The North Carolina ski industry contributed approximately $197 million last year to the state's economy through recreational skiing, and races like the High Country Race Series, pictured here. Courtesy: High Country Race Series
December 3, 2015

BANNER ELK, N.C. – Across North Carolina, skiers and snowboarders are dusting off their gear for another season on the state's slopes.

While skiers hope for a big dump of snow in the coming weeks, the money they spend is providing a dump of cash into the economy.

Last year the total economic impact of the state's ski industry was more than $197 million with 650,000 skier visits during the season, according to a survey conducted by the North Carolina Ski Areas Association.

"We find people who have come here in the 70s and now they're in their 70s and they've had kids and then those kids have had grandkids and their vacations are planned around Sugar Mountain or around skiing Cataloochee or Beech Mountain or Appalachian Ski Mountain," says Kim Jochl, president of the North Carolina Ski Areas Association.

More than half of those visiting are from outside of the state. The ski area industry provides 87 year-round jobs and almost 1,800 seasonal positions.

Counties specifically impacted are Haywood, Madison and Watauga, though there are ski shops and related businesses located in areas across the state.

Jochl says the ski industry provides for economic growth during a time of year and in a region that might otherwise lack sources of economic sustainability.

"It gives people the opportunity to live here, live here comfortably, make a living and it stabilizes the economy and the ski areas specifically are really the nucleus to creating a really solid and strong tax base," she states.

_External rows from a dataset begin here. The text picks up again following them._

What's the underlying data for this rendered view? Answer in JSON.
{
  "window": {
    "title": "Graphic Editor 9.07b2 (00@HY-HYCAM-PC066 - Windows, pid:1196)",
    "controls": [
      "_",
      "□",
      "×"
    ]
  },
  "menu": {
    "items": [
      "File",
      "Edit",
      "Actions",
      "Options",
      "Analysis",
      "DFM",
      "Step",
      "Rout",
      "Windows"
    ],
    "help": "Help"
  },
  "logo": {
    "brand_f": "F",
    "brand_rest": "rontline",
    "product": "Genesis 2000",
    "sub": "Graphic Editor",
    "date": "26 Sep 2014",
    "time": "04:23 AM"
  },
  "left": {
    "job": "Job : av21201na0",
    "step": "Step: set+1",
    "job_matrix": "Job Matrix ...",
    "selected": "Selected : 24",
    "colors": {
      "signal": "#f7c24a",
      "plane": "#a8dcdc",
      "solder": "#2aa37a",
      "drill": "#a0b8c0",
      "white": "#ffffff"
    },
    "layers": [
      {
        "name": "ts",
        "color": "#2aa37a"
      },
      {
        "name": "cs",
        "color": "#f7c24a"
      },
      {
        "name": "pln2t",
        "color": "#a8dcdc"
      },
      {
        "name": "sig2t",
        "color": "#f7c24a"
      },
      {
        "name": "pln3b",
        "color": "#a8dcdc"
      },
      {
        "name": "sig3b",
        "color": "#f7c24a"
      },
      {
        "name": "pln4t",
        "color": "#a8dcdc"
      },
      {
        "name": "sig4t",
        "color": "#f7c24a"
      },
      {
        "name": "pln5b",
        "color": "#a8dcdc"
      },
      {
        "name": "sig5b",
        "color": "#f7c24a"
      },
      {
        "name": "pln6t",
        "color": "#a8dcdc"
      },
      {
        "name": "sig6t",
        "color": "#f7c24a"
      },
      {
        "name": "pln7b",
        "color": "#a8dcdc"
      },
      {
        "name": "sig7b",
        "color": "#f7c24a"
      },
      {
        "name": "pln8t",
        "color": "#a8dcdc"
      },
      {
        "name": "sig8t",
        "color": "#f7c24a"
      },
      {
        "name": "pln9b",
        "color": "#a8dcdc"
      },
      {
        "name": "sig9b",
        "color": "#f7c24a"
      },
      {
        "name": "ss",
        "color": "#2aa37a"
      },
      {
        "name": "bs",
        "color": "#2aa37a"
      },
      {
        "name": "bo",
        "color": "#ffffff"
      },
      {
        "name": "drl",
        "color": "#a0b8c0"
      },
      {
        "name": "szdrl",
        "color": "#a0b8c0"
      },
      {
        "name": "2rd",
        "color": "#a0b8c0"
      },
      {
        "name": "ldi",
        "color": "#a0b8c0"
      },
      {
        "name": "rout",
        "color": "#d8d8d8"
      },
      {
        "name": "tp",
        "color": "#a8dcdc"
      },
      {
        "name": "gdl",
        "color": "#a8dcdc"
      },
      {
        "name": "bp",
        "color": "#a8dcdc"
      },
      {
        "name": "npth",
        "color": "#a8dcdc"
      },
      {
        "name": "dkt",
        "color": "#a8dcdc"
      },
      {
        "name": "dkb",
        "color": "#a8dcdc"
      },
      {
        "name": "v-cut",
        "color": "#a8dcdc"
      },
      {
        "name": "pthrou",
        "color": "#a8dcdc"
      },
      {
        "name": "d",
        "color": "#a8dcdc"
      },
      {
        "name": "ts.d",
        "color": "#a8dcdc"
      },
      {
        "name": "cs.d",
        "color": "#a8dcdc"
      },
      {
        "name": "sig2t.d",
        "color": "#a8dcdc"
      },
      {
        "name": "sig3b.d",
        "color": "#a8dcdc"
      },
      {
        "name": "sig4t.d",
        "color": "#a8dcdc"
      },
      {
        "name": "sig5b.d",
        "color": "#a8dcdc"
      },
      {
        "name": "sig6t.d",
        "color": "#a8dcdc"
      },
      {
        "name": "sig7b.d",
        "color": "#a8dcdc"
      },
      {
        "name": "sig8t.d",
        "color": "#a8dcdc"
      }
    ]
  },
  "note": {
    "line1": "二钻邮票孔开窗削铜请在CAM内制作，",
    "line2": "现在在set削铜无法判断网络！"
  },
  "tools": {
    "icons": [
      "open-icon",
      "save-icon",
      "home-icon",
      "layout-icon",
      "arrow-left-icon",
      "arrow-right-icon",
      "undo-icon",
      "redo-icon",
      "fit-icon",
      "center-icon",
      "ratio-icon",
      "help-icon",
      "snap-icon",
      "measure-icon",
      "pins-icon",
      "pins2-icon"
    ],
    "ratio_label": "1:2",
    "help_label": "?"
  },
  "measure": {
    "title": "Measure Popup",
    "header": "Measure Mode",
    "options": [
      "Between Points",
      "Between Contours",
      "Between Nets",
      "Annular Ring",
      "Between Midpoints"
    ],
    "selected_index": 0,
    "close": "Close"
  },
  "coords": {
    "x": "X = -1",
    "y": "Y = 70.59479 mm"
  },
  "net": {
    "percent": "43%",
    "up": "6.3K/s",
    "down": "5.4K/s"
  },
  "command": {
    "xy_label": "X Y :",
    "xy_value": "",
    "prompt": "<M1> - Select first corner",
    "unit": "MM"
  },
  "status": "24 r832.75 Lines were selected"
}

While 27 percent of the total spending was on lift, tubing and ice skating tickets, hotels, restaurants, entertainment venues and stores benefited from the rest of the spending per person, which the survey estimates to be $182.

Stephanie Carson, Public News Service - NC